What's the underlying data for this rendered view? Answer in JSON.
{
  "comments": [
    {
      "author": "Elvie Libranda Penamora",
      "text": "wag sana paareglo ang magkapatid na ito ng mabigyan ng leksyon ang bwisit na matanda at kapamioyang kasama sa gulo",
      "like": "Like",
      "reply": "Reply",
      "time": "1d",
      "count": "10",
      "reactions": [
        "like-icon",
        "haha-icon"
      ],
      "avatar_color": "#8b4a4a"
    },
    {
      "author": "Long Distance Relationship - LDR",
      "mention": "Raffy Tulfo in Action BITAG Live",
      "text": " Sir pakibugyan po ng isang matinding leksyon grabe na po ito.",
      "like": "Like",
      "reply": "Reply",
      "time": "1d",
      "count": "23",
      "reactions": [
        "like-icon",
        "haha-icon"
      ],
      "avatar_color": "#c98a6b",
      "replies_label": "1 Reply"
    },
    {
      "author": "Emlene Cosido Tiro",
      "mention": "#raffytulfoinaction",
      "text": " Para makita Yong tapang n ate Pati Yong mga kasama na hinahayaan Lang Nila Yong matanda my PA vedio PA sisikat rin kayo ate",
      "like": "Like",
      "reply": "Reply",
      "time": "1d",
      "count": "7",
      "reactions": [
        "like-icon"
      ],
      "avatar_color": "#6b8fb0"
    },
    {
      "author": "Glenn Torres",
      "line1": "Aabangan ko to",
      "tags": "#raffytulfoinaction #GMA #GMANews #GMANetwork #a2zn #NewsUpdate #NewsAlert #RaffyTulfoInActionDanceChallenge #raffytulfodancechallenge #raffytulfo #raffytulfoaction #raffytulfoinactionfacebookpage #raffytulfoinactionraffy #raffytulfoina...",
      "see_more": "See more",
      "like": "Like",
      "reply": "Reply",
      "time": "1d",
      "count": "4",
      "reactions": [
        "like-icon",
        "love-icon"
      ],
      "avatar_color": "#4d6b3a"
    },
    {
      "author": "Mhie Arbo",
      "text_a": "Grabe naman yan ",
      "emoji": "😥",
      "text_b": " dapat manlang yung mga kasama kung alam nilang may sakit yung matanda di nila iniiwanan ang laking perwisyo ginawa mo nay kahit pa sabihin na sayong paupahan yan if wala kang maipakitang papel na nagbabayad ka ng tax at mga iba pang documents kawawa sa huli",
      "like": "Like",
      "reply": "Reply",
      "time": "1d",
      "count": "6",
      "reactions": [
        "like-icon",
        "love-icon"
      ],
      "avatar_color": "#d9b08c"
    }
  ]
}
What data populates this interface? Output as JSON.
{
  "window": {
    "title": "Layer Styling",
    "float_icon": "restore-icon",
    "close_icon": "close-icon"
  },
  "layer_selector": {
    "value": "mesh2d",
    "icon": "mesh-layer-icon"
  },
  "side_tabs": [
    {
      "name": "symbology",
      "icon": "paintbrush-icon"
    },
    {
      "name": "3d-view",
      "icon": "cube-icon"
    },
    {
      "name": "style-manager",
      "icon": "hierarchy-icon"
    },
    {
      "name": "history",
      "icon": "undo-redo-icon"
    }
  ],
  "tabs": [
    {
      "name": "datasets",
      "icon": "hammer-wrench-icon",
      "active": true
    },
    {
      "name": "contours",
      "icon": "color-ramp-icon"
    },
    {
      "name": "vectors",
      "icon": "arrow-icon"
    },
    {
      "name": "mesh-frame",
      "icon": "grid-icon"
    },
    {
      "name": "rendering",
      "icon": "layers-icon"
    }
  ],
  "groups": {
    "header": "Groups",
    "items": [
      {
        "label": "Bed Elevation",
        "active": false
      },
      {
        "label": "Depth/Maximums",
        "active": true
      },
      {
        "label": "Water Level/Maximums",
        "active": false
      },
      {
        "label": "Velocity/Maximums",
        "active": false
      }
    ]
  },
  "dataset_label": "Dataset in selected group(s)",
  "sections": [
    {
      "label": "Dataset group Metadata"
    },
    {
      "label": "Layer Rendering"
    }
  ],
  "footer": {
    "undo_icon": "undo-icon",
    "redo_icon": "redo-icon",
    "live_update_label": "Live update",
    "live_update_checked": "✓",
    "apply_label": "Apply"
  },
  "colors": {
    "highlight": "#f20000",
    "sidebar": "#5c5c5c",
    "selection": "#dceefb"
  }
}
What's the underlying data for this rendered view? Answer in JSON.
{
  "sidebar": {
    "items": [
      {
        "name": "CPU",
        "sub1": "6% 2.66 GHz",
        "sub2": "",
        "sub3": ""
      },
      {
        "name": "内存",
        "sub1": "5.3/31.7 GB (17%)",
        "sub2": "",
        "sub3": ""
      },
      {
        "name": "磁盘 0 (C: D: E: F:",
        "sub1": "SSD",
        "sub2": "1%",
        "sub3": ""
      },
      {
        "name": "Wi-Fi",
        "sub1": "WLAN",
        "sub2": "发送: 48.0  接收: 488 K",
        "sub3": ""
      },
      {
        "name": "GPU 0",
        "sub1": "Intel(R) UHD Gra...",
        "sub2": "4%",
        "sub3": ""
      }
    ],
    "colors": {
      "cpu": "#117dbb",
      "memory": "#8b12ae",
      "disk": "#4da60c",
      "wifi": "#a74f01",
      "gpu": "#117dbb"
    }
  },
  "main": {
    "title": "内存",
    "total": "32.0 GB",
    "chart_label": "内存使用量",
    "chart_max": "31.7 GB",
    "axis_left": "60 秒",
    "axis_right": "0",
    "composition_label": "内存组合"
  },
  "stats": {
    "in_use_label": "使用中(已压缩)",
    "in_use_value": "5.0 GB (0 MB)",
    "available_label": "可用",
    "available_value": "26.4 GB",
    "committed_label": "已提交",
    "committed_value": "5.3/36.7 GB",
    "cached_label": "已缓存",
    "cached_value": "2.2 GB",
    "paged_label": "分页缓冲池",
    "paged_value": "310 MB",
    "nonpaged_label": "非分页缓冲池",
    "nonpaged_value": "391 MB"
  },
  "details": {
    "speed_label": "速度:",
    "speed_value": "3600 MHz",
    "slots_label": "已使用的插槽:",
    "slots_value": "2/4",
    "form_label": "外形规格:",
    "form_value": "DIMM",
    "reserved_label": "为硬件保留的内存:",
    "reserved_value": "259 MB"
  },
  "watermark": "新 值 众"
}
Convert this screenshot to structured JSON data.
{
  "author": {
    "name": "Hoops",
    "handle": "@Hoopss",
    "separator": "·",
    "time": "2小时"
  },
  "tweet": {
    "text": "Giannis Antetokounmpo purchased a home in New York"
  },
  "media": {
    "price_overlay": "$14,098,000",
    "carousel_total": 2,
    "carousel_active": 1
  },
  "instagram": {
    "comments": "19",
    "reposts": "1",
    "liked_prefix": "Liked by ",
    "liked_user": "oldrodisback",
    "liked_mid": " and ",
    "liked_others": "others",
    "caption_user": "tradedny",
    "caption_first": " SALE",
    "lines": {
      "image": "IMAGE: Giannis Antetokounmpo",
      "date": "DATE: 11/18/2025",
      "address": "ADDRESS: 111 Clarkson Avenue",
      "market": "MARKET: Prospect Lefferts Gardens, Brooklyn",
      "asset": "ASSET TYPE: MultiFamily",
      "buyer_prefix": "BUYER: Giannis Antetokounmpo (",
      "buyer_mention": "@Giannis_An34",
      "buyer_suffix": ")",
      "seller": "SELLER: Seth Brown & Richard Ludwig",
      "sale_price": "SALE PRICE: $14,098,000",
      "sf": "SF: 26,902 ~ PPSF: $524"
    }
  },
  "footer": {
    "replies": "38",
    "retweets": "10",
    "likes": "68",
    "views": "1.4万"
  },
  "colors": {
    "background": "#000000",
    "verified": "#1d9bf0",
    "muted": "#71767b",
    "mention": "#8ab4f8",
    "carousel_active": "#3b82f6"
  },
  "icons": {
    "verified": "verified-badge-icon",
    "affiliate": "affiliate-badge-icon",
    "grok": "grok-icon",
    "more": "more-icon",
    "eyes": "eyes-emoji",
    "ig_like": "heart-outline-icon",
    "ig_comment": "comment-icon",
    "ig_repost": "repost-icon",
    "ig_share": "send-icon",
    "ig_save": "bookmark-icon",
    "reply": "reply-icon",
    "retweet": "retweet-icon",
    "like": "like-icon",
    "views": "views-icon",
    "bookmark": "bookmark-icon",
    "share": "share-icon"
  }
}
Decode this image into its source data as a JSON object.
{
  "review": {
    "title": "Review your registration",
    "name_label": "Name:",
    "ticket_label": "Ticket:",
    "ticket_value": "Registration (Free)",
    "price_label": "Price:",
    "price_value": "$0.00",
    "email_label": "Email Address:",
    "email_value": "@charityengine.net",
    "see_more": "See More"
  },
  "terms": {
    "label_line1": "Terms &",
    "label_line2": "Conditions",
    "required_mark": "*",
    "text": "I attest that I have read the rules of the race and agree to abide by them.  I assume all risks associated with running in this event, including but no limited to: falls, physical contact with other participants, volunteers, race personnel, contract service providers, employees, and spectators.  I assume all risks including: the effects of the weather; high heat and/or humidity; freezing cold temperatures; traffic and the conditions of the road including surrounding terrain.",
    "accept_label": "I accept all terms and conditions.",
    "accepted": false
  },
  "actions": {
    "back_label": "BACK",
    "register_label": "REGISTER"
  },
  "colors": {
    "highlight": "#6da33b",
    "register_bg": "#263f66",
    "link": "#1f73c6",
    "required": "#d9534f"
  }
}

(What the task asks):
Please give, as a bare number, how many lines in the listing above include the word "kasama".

(Response to the exercise):
3